On a big floor loom Laura was working on a commission for a large rug. Before I arrived she’d re-sleyed the warp to make it denser and was now getting down to some serious weaving.The warp is cotton – orange and yellow @ 40 epi, black at 60 @ epi. The weft in plain-weave is @ 12 ppi and for this she was using 3 Roughfell 2-ply yarns simultaneously bound alongside a single-ply Bluefaced Leceister thread. Laura described to me how she prepared the warp: she works out how many ends she needs of each colour and makes a separate warp length of each; she then works out the threading pattern through the reed (which she uses as her raddle), threading one colour at a time.
Rosie was in the closing stages of weaving a place mat on a 4-shaft table loom. The warp was in white linen, the weft the same but with the occasional blue (hand-dyed) linen stripe (see below in the gallery). The mat is a balanced weave of twill (almost a herringbone) ends and a plain-weave middle. It was beautifully simple and the touches of colour ‘really’ effective. This for me is a perfect example of woven design and execution where less is definitely more!
Finally there was Anna’s ‘3 piece’ – a project to make a jacket, waistcoat and scarf from the same pattern. Anna is working with the oldest loom in the collection, a Bute from 1912. It’s a four shaft, 4 treadle floor loom. She’d prepared, like most of her colleagues, a computer draft of her design. This shows brilliantly exactly what was going on. For me, being able to study this plan against the loom and garment itself was so valuable. I have to admit to having great difficulty imagining the process of threading a warp-based sequence of patterns via the heddles. I was reassured by an experienced weaver later in the week that it takes a long time to be able to do this, but working with computer software really helps to develop such visualization skills..
I can say now with confidence that I truly understand her computer draft – having spent some time puzzling over it and coming back the following day to check it out. Anna had taken her inspiration from a slub containing three colours, orange, gold and brown. She created a warp in a series of segments mixing cotton and silk of these three colours together – a thick and a thin (a repp?) wound onto the warping table simultaneously. Her tie-up and treadling pattern is based on a simple 2:2 twill (12,23,34,41 and 13,23,24,14, both or which can be reversed). This whole project was great for me to study at the stage she had reached – nearly complete.

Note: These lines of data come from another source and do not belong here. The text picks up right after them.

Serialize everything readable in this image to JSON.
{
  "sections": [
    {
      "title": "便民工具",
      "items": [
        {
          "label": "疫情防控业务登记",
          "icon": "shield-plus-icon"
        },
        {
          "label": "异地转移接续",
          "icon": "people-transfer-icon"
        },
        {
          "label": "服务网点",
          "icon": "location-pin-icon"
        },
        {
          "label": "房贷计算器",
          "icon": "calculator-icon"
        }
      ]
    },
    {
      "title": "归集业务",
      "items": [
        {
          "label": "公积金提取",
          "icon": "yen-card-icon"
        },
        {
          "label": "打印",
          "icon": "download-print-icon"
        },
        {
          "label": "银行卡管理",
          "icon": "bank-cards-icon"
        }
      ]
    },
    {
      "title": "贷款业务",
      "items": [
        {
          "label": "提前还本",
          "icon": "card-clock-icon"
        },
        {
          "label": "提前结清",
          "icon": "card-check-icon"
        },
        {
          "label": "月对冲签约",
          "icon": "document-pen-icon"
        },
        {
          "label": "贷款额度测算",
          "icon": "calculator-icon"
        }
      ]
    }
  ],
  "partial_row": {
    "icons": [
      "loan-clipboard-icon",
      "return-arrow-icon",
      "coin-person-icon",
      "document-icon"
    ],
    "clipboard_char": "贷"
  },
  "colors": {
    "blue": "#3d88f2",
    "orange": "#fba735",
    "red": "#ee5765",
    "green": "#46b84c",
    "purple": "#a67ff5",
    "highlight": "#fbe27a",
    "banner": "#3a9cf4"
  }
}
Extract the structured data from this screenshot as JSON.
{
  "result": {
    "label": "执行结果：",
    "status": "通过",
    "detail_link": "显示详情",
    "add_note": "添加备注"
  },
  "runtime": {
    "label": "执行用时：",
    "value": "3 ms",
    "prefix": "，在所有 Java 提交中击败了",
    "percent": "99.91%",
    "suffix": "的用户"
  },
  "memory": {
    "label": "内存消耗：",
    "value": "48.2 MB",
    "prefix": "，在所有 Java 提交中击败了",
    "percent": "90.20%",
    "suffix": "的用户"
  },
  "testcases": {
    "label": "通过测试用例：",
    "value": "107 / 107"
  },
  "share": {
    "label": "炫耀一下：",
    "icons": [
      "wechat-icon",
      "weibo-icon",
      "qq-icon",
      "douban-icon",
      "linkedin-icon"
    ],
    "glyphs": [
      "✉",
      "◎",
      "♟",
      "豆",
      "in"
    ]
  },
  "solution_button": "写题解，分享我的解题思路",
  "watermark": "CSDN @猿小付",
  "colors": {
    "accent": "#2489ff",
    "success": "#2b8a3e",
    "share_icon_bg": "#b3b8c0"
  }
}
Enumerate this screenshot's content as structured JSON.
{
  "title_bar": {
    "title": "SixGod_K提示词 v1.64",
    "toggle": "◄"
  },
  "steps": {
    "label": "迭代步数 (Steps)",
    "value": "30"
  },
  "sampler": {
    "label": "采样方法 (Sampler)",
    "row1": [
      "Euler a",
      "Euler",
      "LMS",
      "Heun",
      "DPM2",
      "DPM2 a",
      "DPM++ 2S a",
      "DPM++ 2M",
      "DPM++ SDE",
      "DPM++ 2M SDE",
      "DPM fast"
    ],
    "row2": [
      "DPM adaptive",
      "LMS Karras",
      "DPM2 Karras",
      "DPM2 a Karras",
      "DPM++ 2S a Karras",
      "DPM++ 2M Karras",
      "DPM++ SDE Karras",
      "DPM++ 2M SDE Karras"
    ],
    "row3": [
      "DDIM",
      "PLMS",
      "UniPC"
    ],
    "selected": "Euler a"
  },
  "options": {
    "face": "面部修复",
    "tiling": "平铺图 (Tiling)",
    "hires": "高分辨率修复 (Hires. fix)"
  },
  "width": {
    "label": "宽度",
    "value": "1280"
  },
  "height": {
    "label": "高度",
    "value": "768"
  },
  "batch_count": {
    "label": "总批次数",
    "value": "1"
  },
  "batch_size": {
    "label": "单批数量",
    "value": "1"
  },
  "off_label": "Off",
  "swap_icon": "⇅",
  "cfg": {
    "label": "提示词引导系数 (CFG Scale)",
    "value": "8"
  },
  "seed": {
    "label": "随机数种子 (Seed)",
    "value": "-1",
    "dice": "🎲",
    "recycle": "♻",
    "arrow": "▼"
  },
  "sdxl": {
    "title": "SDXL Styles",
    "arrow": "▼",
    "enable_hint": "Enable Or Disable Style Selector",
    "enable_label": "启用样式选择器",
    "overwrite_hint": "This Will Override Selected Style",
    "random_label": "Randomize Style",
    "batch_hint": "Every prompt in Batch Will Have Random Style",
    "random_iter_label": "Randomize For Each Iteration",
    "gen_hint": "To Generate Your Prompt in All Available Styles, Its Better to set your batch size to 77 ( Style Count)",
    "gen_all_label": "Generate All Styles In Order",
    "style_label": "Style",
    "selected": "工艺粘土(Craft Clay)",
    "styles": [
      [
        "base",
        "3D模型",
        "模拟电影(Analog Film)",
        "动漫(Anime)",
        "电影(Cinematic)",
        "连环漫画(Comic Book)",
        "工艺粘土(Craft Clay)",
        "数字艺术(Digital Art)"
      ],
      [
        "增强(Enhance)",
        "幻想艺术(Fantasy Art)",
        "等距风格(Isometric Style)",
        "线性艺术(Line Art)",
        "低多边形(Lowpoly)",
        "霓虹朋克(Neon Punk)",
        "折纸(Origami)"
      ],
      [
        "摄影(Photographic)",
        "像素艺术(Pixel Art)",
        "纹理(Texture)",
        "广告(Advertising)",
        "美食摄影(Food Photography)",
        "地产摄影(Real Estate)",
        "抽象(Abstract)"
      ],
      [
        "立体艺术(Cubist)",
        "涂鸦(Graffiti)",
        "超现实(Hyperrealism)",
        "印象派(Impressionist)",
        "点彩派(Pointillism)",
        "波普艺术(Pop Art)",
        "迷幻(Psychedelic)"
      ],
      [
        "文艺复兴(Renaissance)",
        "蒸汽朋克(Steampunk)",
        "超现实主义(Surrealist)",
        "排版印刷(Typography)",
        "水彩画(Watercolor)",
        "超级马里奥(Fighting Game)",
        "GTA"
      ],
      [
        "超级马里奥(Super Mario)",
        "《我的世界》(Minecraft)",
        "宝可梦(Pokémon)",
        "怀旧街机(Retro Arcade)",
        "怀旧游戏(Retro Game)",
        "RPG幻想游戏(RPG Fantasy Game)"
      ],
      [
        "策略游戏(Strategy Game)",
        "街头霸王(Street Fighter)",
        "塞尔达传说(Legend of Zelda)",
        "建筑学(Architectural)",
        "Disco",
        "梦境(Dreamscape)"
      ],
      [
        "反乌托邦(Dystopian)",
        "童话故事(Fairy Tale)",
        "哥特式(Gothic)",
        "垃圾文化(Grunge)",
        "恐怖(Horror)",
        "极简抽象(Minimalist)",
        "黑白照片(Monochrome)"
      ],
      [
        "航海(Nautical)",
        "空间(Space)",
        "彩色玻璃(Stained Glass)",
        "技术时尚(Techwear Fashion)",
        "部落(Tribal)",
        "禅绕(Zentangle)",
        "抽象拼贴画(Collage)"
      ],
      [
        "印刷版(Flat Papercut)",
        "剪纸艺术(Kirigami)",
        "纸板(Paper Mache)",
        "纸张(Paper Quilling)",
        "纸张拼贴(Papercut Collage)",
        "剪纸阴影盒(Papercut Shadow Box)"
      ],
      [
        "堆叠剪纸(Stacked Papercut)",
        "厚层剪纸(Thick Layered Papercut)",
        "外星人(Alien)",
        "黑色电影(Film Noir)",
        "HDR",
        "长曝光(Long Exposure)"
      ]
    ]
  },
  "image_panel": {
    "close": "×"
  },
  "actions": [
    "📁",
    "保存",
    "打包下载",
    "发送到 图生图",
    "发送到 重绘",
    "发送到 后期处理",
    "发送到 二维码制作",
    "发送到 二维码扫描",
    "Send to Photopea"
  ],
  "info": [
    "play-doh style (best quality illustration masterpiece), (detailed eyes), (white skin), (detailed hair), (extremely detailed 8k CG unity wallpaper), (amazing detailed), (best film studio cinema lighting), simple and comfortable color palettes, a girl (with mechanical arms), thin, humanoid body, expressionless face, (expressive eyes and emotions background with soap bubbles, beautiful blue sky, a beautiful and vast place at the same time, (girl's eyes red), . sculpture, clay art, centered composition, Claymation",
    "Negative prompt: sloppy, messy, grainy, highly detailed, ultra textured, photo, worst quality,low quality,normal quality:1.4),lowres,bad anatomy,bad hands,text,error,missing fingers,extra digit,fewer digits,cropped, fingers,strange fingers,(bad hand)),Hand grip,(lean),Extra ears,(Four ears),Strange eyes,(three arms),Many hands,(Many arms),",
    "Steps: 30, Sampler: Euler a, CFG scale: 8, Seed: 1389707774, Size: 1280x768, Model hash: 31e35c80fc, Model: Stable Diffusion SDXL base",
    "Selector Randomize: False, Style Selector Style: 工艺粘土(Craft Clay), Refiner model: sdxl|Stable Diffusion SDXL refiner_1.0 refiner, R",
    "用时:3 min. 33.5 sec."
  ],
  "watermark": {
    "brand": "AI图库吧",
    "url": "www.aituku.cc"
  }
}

Finally, it’s time to present a gallery of images that extend the pictures I’ve already shown above – with warm thanks to the generosity of the Weaving Group at Farfield Mill.